Editor’s note: An earlier version of this story contained a quotation by Mr. Cox that drew an objection from Mr. Steyer’s lawyers. They sent us a letter contending that the quotation could be interpreted as asserting that Mr. Steyer ‘made political contributions in exchange for influence, access or favors, which is unethical and/or unlawful.’ The Daily Caller News Foundation did not intend to make, and does not make, any such assertion. We have retracted the words that Mr. Steyer’s lawyers contended gave rise to such an implication. Mr. Steyer’s lawyers state that he “has never contributed a penny to one of Eric Schneiderman’s campaigns, nor has he contributed to any organization known to be affiliated with Attorney General Schneiderman.” His lawyers have not claimed that the article was factually inaccurate in any other respect. TheDCNF does not retract its contention that the public is entitled to access to Mr. Schneiderman’s communications, and those of his staff, with wealthy donors such as Mr. Steyer, and environmentalist groups, including those funded by or associated with Mr. Steyer.
The head of New York’s Republican Party believes Attorney General Eric Schneiderman’s ExxonMobil investigation is a “political cause” in search of a legal case.
Schneiderman has lived in a “far left, progressive bubble” so long that he does not know what it means to be a professional attorney general, Ed Cox, the head of the Empire State’s Republican Party, told The Daily Caller News Foundation.
Cox was referring to the New York AG’s recent probe against Exxon, as well as Schneiderman’s plans to target President Donald Trump over his supposed civil rights violations. He also suggested the lawman’s Exxon crusades are distracting him from other, more important matters, such as pursuing “actual criminals.”
Schneiderman began his anti-Exxon campaign in 2016, “demanding extensive financial records, emails and other documents” from the oil producer dating all the way back to the 1970s. Several other attorneys general joined in the fray, including fellow Democratic Massachusetts Attorney General Maura Healey.
Many of the AG’s who initially jumped on board the fact-finding mission ultimately bailed as news reports showed Schneiderman’s cause might be political in nature.
Conservative legal group Energy & Environmental Legal Institute released internal emails between AGs in March, 2016 suggesting the anti-Exxon ranks were frayed, namely because of the New York lawman’s behavior.

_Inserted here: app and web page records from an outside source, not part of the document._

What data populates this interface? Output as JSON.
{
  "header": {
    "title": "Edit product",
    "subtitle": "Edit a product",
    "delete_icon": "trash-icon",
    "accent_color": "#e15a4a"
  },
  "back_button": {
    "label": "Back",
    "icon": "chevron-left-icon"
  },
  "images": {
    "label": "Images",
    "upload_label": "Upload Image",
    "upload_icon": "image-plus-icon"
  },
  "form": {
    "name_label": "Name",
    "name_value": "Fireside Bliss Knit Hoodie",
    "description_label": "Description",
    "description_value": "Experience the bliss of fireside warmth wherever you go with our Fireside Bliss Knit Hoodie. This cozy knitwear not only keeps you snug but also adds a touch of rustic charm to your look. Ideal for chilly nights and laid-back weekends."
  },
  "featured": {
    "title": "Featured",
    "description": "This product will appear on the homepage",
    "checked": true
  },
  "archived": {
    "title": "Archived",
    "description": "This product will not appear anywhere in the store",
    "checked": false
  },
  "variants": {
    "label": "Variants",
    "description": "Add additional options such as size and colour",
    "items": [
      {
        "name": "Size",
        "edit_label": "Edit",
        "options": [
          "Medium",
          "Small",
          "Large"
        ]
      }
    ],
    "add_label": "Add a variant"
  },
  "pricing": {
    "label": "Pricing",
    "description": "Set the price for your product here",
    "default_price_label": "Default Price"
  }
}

One email indicates some attorneys general offices asked Schneiderman to back off going after Exxon. They were also critical of his effort to bring Exxon and the others up on racketeering charges.
“It’s a political cause in search of a case,” he said, referring to the AG’s yearlong mission to unearth documents showing Exxon deliberately hid knowledge about climate change from the public.
Cox also suggested wealthy environmentalist groups are likely behind the probes, referring to speculation that billionaire eco-activist Steyer is goading the Democrat into chasing down Exxon.
He has raked in a treasure trove of cash from the likes of billionaire financier George Soros and his family, who have shoveled $251,000 into Schneiderman’s political war chest since 2006. Soros himself has given the New York attorney general $64,500, while his sons and daughter-in-law donated the rest.
Schneiderman’s move to block public requests for his emails has only added fuel to the fire that the investigation is mostly political. He continues to stonewall attempts to obtain emails between his office and wealthy donors such as Rockefeller Brothers Fund, Rockefeller Family Fund, and Steyer.
Cox’s comments also come on the heels of revelations that the attorney general’s staff has used private email channels to conduct his legal work.
Discoveries show that Lem Srolovic, the assistant attorney general at the New York Attorney General’s Office, used his personal email account in 2012 to prepare for a meeting with various environmental organizations, according to documents obtained by TheDCNF on March 22.
“The real issue is this has all the earmarks of a political witch–hunt in the form of a dragnet,” Cox said.